● **Action item**
On every line of the listing, check for "Performance"; copy the lines that have it.

--- --- ---

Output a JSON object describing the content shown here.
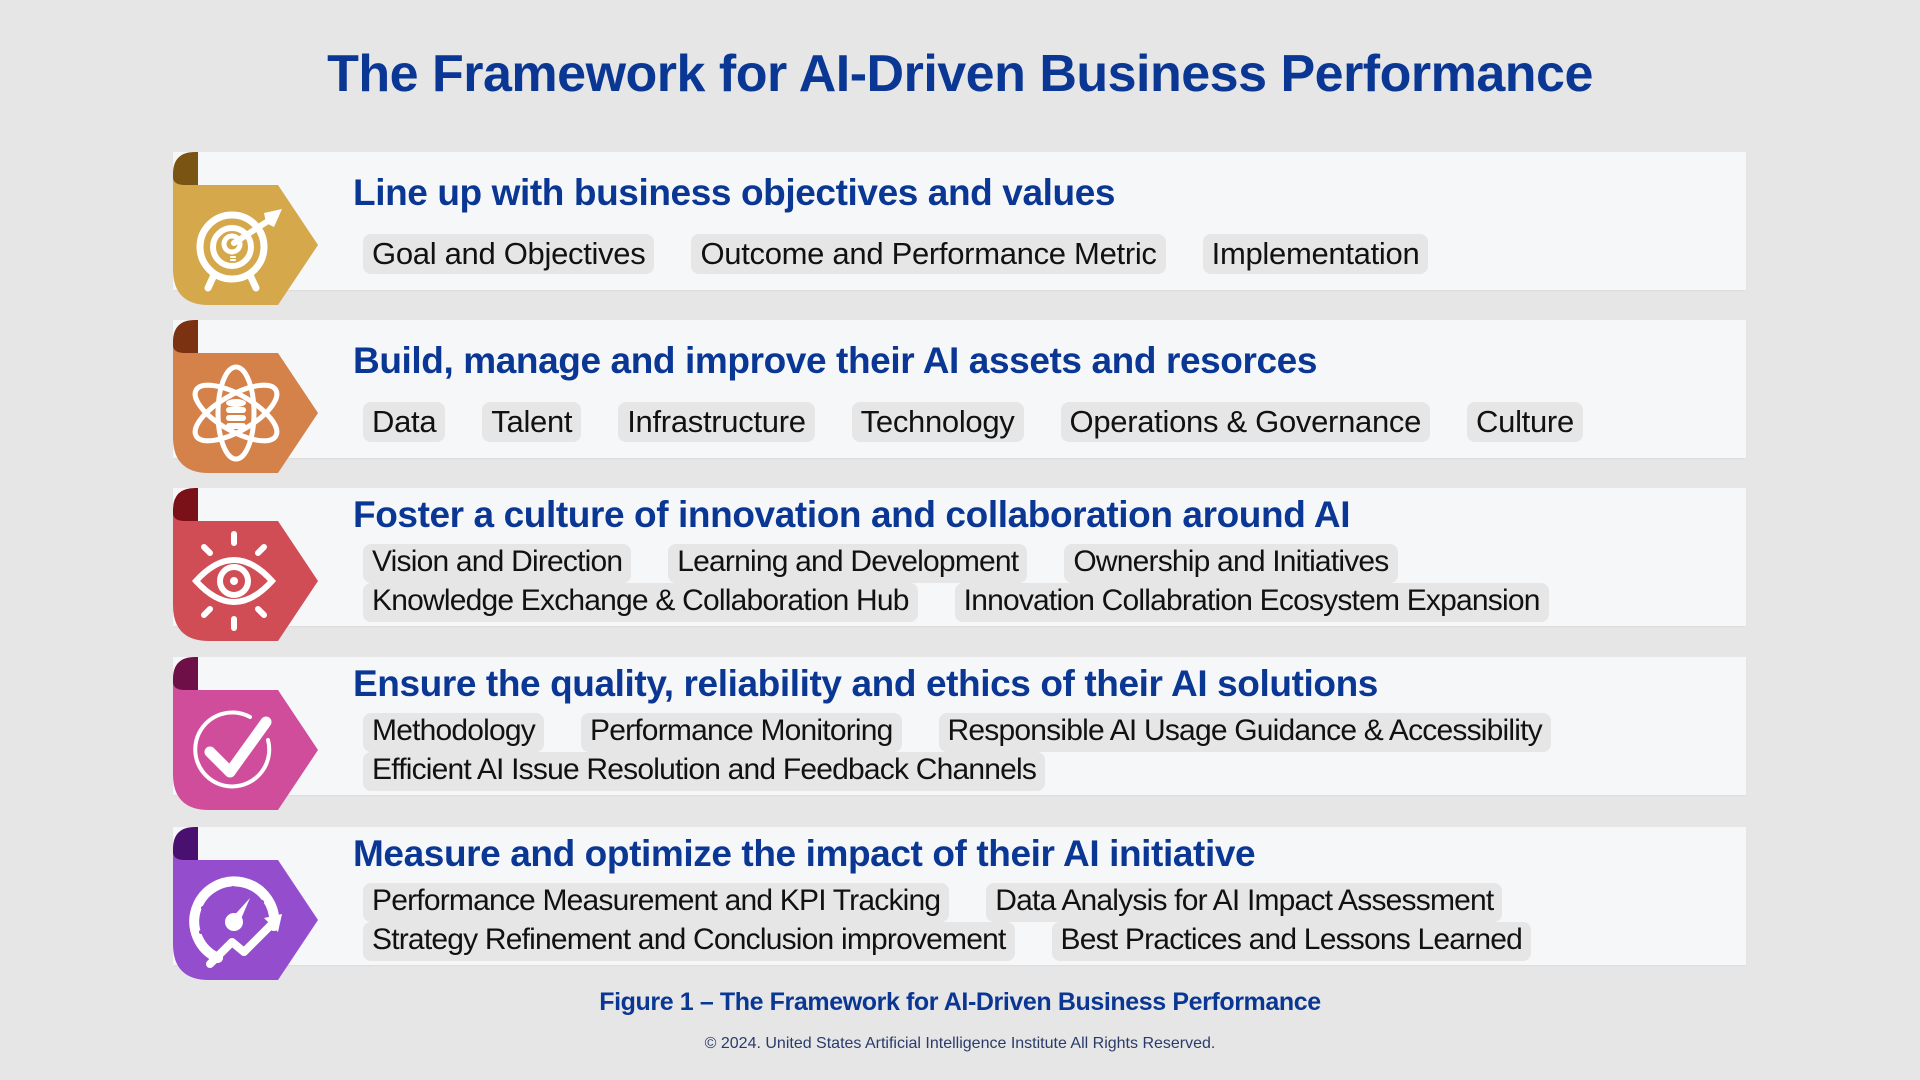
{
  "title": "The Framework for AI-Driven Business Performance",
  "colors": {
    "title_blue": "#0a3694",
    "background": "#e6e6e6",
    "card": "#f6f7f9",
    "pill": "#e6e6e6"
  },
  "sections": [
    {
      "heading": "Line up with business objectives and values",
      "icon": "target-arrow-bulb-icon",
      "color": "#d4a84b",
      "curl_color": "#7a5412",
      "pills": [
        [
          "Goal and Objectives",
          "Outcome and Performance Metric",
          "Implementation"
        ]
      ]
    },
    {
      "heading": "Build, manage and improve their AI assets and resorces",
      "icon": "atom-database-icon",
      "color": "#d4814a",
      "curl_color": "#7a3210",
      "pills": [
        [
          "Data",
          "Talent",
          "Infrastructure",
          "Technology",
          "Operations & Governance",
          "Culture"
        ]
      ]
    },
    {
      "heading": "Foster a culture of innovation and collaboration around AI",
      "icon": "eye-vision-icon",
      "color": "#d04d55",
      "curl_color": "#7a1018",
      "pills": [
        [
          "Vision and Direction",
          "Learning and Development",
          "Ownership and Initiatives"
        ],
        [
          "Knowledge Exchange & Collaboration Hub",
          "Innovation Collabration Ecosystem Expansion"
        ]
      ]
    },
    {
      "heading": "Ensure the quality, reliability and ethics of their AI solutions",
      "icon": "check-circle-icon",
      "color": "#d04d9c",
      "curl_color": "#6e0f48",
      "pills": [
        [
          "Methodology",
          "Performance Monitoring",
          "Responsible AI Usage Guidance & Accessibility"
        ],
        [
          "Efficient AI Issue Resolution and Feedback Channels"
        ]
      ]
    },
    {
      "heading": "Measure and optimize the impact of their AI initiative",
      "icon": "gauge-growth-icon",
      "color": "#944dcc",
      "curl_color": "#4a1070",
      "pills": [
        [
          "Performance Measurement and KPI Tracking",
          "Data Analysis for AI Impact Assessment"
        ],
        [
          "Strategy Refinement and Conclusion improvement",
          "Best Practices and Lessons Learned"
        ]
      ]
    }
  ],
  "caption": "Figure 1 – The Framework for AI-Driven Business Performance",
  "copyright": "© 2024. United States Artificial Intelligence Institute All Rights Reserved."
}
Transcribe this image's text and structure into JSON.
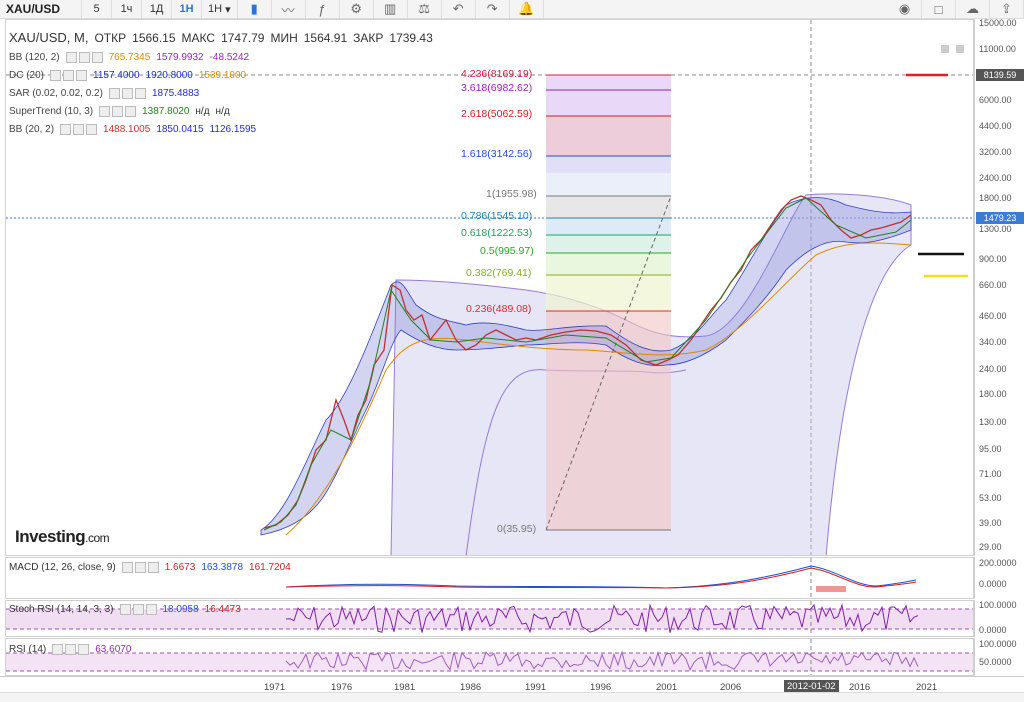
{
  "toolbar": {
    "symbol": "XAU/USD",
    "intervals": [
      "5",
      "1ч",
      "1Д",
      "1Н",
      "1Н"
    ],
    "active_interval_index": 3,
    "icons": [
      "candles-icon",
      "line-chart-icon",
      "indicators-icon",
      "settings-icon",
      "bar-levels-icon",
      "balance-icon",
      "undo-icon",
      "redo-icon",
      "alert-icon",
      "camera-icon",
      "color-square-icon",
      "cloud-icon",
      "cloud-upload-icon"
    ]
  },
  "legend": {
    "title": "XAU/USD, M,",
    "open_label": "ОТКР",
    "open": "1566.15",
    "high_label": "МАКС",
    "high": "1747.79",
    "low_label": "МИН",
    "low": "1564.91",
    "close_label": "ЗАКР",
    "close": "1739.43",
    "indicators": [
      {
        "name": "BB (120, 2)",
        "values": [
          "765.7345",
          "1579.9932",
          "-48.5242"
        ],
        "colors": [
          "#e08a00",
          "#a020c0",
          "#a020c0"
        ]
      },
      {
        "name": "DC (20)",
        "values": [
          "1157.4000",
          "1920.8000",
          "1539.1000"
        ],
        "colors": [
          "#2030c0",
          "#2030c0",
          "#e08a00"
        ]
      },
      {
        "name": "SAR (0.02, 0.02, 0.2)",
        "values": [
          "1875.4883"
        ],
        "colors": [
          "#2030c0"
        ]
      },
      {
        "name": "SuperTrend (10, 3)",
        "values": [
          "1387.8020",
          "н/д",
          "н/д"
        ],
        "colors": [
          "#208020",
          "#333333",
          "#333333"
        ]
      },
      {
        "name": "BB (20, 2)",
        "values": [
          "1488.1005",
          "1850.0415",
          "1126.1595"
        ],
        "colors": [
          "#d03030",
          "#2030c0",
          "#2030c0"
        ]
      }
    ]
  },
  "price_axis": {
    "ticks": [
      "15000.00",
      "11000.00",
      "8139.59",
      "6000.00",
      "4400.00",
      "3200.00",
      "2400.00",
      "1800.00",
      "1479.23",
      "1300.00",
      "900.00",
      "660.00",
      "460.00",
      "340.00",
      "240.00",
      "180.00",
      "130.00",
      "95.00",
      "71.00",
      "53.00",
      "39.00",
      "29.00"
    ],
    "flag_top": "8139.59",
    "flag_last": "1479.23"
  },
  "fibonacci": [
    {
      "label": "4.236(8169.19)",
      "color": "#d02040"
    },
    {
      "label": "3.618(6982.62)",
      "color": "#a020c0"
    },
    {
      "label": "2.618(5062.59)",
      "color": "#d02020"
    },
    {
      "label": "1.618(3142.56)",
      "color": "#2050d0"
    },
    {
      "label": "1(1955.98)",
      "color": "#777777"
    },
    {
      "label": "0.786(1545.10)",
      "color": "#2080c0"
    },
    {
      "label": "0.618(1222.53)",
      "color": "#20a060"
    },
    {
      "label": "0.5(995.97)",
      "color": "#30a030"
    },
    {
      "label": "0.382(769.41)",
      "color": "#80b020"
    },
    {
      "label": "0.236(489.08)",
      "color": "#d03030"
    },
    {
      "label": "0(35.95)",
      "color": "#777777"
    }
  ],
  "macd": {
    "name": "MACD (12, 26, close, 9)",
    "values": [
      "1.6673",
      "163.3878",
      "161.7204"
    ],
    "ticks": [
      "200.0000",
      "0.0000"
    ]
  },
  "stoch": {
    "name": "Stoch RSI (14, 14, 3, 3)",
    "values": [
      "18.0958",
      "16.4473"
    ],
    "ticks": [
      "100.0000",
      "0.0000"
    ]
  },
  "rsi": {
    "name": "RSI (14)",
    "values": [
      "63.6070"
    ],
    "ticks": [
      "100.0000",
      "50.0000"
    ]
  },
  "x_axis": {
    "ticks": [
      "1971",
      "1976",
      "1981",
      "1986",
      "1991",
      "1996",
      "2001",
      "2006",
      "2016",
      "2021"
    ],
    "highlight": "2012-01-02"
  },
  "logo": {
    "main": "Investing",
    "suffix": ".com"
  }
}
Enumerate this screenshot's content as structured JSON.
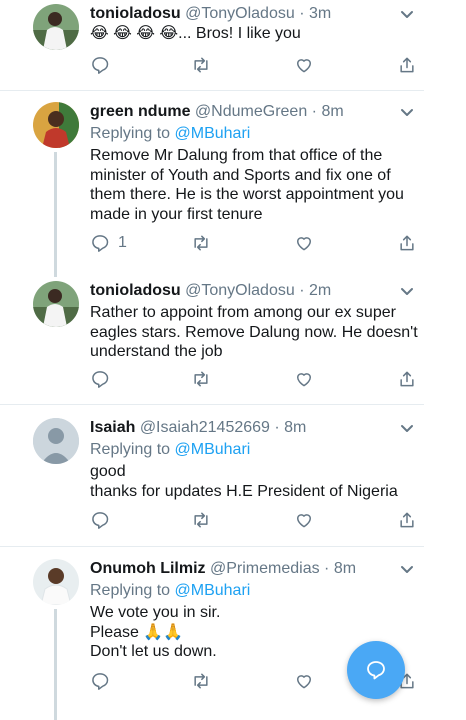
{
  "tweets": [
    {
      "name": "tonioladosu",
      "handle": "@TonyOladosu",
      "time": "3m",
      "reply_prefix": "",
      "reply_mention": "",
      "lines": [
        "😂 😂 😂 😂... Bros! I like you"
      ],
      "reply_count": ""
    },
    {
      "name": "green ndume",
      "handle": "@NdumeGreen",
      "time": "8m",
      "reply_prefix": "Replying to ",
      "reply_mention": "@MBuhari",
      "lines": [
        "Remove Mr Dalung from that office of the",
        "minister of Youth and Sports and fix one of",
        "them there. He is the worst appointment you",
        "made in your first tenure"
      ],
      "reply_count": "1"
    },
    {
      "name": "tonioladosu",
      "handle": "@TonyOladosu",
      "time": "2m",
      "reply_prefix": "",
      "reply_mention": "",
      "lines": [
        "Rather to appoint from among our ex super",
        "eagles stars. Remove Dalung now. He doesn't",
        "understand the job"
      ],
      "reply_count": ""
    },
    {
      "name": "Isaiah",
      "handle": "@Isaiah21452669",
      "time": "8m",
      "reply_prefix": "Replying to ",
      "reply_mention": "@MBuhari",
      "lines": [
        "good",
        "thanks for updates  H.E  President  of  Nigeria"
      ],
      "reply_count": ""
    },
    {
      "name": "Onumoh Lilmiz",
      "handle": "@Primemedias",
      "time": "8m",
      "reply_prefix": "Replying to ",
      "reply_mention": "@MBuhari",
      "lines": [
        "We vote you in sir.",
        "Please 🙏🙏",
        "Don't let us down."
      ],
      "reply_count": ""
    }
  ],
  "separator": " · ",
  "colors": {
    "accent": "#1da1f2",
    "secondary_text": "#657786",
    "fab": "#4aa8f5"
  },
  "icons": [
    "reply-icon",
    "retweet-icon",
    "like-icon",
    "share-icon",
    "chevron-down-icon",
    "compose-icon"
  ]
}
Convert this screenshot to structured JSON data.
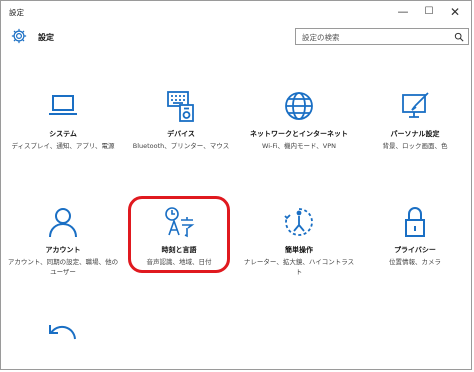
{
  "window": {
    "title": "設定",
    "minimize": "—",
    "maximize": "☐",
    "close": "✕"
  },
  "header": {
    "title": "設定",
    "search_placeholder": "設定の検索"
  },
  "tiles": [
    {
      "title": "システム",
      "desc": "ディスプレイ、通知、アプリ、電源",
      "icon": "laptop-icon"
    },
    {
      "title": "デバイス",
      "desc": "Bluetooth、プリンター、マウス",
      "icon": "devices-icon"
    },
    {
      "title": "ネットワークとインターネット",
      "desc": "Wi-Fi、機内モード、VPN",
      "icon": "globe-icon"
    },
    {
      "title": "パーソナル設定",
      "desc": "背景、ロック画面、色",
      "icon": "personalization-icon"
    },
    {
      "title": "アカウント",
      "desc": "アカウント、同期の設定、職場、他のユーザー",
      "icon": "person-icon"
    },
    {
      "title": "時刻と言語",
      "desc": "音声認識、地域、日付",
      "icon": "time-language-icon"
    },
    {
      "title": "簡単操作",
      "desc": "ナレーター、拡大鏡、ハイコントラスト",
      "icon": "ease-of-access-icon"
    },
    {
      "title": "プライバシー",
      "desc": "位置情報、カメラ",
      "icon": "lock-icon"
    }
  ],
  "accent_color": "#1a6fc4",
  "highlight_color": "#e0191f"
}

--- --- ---

● **Your solution**
  "title": "The Framework for AI-Driven Business Performance",
          "Outcome and Performance Metric",
          "Performance Monitoring",
          "Performance Measurement and KPI Tracking",
  "caption": "Figure 1 – The Framework for AI-Driven Business Performance",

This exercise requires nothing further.